The important values here are DELAY_SRC is set to make the IODELAY2 delay an output and ODELAY_VALUE is how much we want to delay the signal.

The actual amount of delay that is given per step of ODELAY_VALUE is a bit fuzzy and will actually vary over temperature and voltage in the Spartan 6 chip. However, with a 100MHz clock, using a delay of 100 (maximum is 255) ensures that the setup and hold times are being met. This delay was found empirically by running lots of tests checking for read/write errors (this is actually what the example project does).

The last piece to the puzzle is making sure that the input and output registers are packed into IOBs, or Input Output Buffers.

115// We want the output/input registers to be embedded in the
116// IO buffers so we set IOB to "TRUE". This is to ensure all
117// the signals are sent and received at the same time.
118(* IOB = "TRUE" *)
119reg cle_q, dqm_q;
120(* IOB = "TRUE" *)
121reg [3:0] cmd_q;
122(* IOB = "TRUE" *)
123reg [1:0] ba_q;
124(* IOB = "TRUE" *)
125reg [12:0] a_q;
126(* IOB = "TRUE" *)
127reg [7:0] dq_q;
128(* IOB = "TRUE" *)
129reg [7:0] dqi_q;
130reg dq_en_d, dq_en_q;

This is done by setting the IOB constraint to "TRUE". This tells the tools that we want these in IOBs.

What the heck is an IOB? An IOB is simply a flip-flop that is embedded in the pin of the FPGA. They aren't in the typical FPGA fabric, but rather right at the inputs and outputs.

We want to make sure these registers are packed into IOBs to ensure that there are no additional delays due to the signal needing to propagate through the FPGA.

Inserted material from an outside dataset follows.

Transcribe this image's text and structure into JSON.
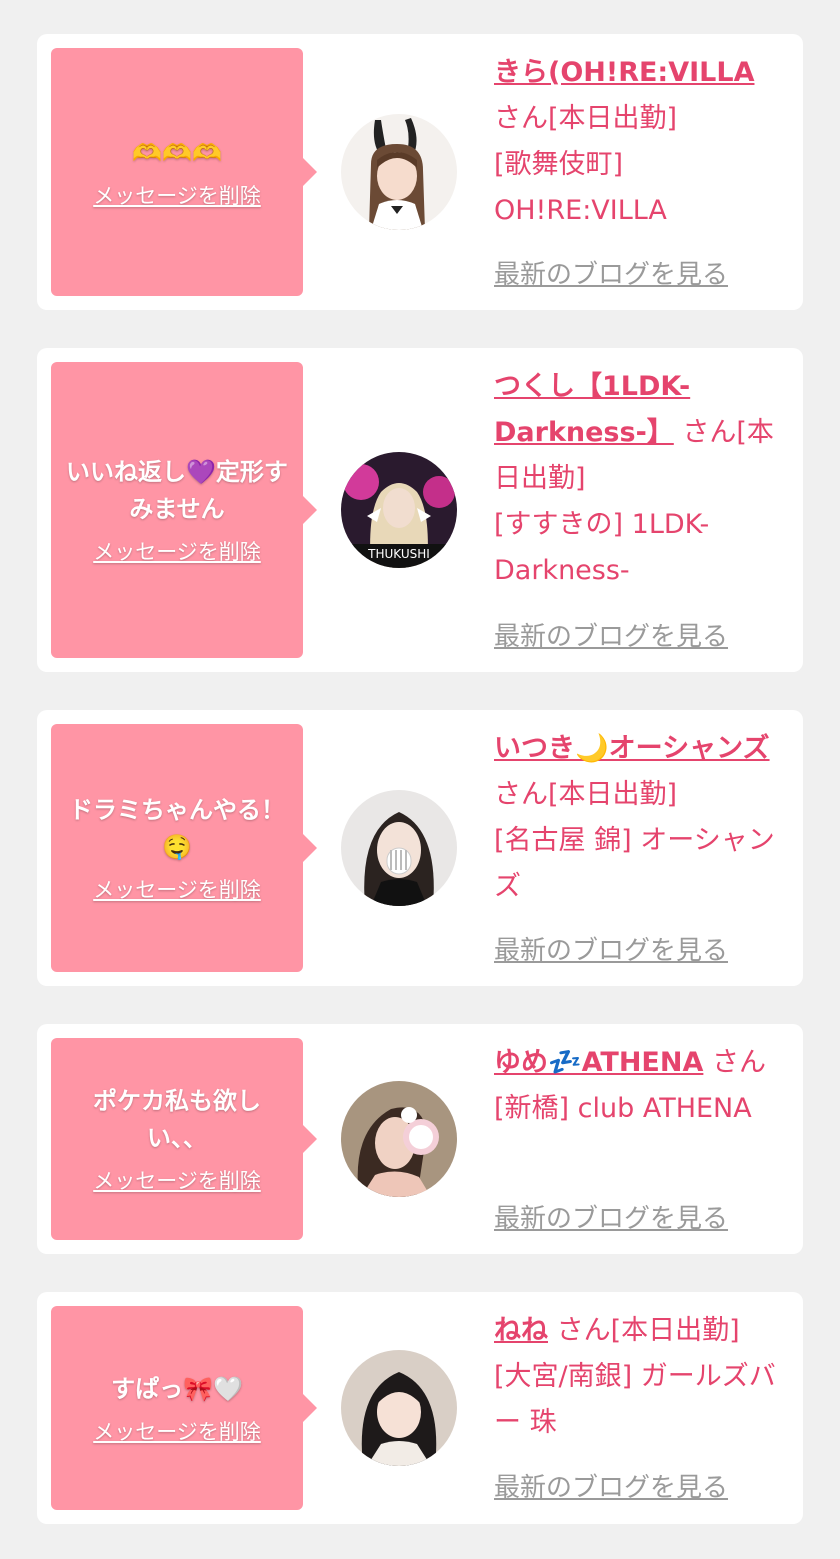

To make sure these registers are actually packed into the IOB, their output/input can't connect to anything other than the top level output/input. If you tried to read these signals in some other part of your design, the tools would be forced to pull the flip-flop out of the IOB, possibly messing up timing. This is why it is important that these signals go directly to the top level inputs/outputs.

If you've made it this far through the tutorial, you should now have a pretty decent understanding of SDRAM and how complicated designing a controller can be. The controller that is in the example project is pretty good, but it is not the fastest controller possible. A more complex controller would allow for read commands to overlap, reads to be canceled, it would reorder operations to improve throughput (minimize open/precharge operations), and many more possible tricks. These are left for you to implement.